• A conserved Polϵ binding module in Ctf18-RFC is required for S-phase checkpoint activation downstream of Mec1.

      García-Rodríguez, Luis J; De Piccoli, G; Marchesi, Vanessa; Jones, R; Edmondson, R; Labib, K; Cancer Research UK Manchester Institute, University of Manchester, Wilmslow Road, Manchester M20 4BX (2015-08-06)
      Defects during chromosome replication in eukaryotes activate a signaling pathway called the S-phase checkpoint, which produces a multifaceted response that preserves genome integrity at stalled DNA replication forks. Work with budding yeast showed that the 'alternative clamp loader' known as Ctf18-RFC acts by an unknown mechanism to activate the checkpoint kinase Rad53, which then mediates much of the checkpoint response. Here we show that budding yeast Ctf18-RFC associates with DNA polymerase epsilon, via an evolutionarily conserved 'Pol ϵ binding module' in Ctf18-RFC that is produced by interaction of the carboxyl terminus of Ctf18 with the Ctf8 and Dcc1 subunits. Mutations at the end of Ctf18 disrupt the integrity of the Pol ϵ binding module and block the S-phase checkpoint pathway, downstream of the Mec1 kinase that is the budding yeast orthologue of mammalian ATR. Similar defects in checkpoint activation are produced by mutations that displace Pol ϵ from the replisome.
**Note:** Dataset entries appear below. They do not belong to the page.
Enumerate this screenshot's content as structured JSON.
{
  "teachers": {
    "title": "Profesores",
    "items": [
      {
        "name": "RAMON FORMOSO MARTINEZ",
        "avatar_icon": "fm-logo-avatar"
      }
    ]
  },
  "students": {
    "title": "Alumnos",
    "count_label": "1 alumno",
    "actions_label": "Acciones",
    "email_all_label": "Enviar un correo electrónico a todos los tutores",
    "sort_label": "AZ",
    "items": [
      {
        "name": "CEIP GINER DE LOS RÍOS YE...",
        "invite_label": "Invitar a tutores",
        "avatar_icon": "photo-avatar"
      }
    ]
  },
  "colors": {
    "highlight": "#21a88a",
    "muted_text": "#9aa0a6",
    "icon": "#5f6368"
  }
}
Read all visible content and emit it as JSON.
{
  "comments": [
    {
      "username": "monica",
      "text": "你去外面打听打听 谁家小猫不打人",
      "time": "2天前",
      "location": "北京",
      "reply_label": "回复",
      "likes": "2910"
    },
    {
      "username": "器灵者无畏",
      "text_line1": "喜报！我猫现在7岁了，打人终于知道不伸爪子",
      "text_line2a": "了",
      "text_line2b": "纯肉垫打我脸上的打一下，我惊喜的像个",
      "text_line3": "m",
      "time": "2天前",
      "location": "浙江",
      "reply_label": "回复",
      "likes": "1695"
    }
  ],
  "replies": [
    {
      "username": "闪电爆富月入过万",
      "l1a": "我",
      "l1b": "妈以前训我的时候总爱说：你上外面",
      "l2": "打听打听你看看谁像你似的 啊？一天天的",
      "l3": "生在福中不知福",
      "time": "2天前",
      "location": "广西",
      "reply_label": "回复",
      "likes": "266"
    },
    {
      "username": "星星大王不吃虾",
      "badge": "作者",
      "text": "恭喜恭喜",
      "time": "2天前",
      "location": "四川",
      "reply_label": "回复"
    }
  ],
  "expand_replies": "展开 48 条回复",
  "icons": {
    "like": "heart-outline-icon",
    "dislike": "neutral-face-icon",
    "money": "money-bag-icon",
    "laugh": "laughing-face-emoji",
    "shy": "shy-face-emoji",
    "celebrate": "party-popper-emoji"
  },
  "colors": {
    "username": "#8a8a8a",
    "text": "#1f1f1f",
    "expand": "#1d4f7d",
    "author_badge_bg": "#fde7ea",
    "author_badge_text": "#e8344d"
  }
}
These findings indicate that the association of Ctf18-RFC with Pol ϵ at defective replication forks is a key step in activation of the S-phase checkpoint.
    • Tethering of SCF(Dia2) to the replisome promotes efficient ubiquitylation and disassembly of the CMG helicase.
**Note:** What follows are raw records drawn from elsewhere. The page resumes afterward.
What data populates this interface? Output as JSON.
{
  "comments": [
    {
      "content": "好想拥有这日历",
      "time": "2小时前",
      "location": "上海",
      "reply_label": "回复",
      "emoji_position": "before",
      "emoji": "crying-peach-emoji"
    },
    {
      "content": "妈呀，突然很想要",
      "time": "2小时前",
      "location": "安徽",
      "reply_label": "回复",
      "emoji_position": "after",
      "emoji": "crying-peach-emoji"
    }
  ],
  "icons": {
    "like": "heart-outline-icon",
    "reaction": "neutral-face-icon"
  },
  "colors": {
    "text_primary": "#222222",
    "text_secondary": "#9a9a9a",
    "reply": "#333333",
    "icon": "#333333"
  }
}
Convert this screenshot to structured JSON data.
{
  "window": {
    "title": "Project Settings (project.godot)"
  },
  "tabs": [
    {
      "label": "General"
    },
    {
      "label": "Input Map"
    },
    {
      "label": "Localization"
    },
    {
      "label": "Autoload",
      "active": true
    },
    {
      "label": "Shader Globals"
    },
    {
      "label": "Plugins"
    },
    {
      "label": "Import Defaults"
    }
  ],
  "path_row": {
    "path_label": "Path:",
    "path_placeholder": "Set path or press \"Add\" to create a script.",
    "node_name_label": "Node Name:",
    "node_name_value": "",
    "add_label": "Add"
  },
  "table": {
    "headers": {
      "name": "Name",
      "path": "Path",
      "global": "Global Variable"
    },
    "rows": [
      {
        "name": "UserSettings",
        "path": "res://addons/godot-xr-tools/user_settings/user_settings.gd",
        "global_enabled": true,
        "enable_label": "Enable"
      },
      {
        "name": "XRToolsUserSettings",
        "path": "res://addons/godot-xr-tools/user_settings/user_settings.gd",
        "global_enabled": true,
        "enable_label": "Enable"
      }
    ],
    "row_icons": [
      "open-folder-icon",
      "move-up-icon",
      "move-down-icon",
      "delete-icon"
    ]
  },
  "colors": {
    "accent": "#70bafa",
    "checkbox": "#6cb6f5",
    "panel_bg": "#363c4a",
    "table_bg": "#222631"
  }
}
      Maculins, Timurs; Nkosi, P; Nishikawa, H; Labib, K; Cancer Research UK Manchester Institute, University of Manchester, Wilmslow Road, Manchester M20 4BX, UK (2015-08-31)
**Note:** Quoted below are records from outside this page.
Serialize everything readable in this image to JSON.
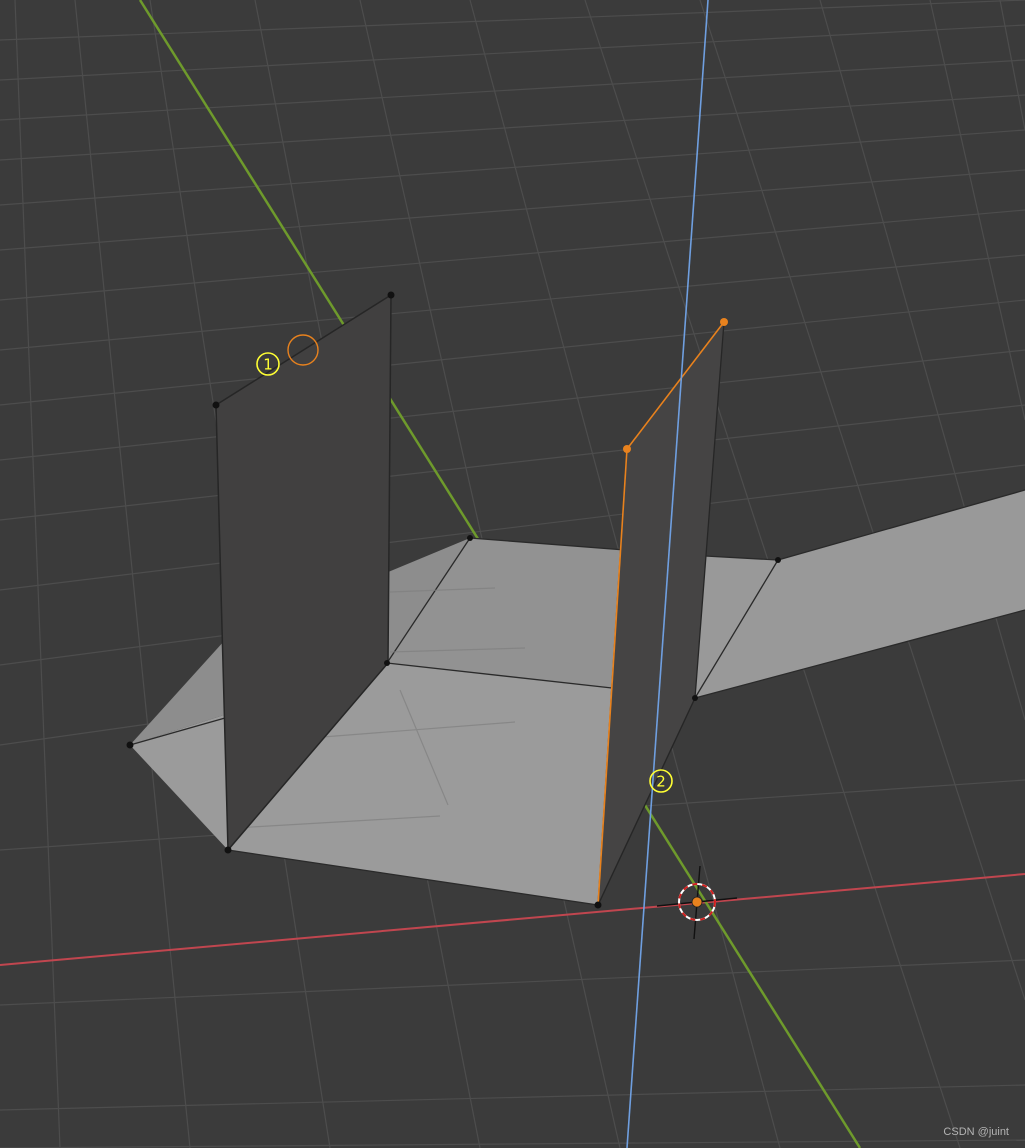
{
  "viewport": {
    "name": "blender-3d-viewport",
    "background_color": "#3b3b3b",
    "grid_color": "#4e4e4e",
    "axis_colors": {
      "x": "#c1464f",
      "y": "#6e9a2c",
      "z": "#6f9fe0"
    }
  },
  "mesh": {
    "face_light_color": "#9d9d9d",
    "face_dark_color": "#414040",
    "selected_edge_color": "#e8821e",
    "vertex_color": "#111111"
  },
  "annotations": [
    {
      "label": "1",
      "color": "#ffff33"
    },
    {
      "label": "2",
      "color": "#ffff33"
    }
  ],
  "cursor": {
    "name": "3d-cursor",
    "colors": [
      "#d0201f",
      "#ffffff"
    ]
  },
  "watermark": "CSDN @juint"
}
      Disassembly of the Cdc45-MCM-GINS (CMG) DNA helicase, which unwinds the parental DNA duplex at eukaryotic replication forks, is the key regulated step during replication termination but is poorly understood [1, 2]. In budding yeast, the F-box protein Dia2 drives ubiquitylation of the CMG helicase at the end of replication, leading to a disassembly pathway that requires the Cdc48 segregase [3]. The substrate-binding domain of Dia2 comprises leucine-rich repeats, but Dia2 also has a TPR domain at its amino terminus that interacts with the Ctf4 and Mrc1 subunits of the replisome progression complex [4, 5], which assembles around the CMG helicase at replication forks [6]. Previous studies suggested two disparate roles for the TPR domain of Dia2, either mediating replisome-specific degradation of Mrc1 and Ctf4 [4] or else tethering SCF(Dia2) (SCF [Skp1/cullin/F-box protein]) to the replisome to increase its local concentration at replication forks [5]. Here, we show that SCF(Dia2) does not mediate replisome-specific degradation of Mrc1 and Ctf4, either during normal S phase or in response to replication stress. Instead, the tethering of SCF(Dia2) to the replisome progression complex increases the efficiency of ubiquitylation of the Mcm7 subunit of CMG, both in vitro and in vivo. Correspondingly, loss of tethering reduces the efficiency of CMG disassembly in vivo and is synthetic lethal in combination with a disassembly-defective allele of CDC48. Residual ubiquitylation of Mcm7 in dia2-ΔTPR cells is still CMG specific, highlighting the complex regulation of the final stages of chromosome replication, about which much still remains to be learned.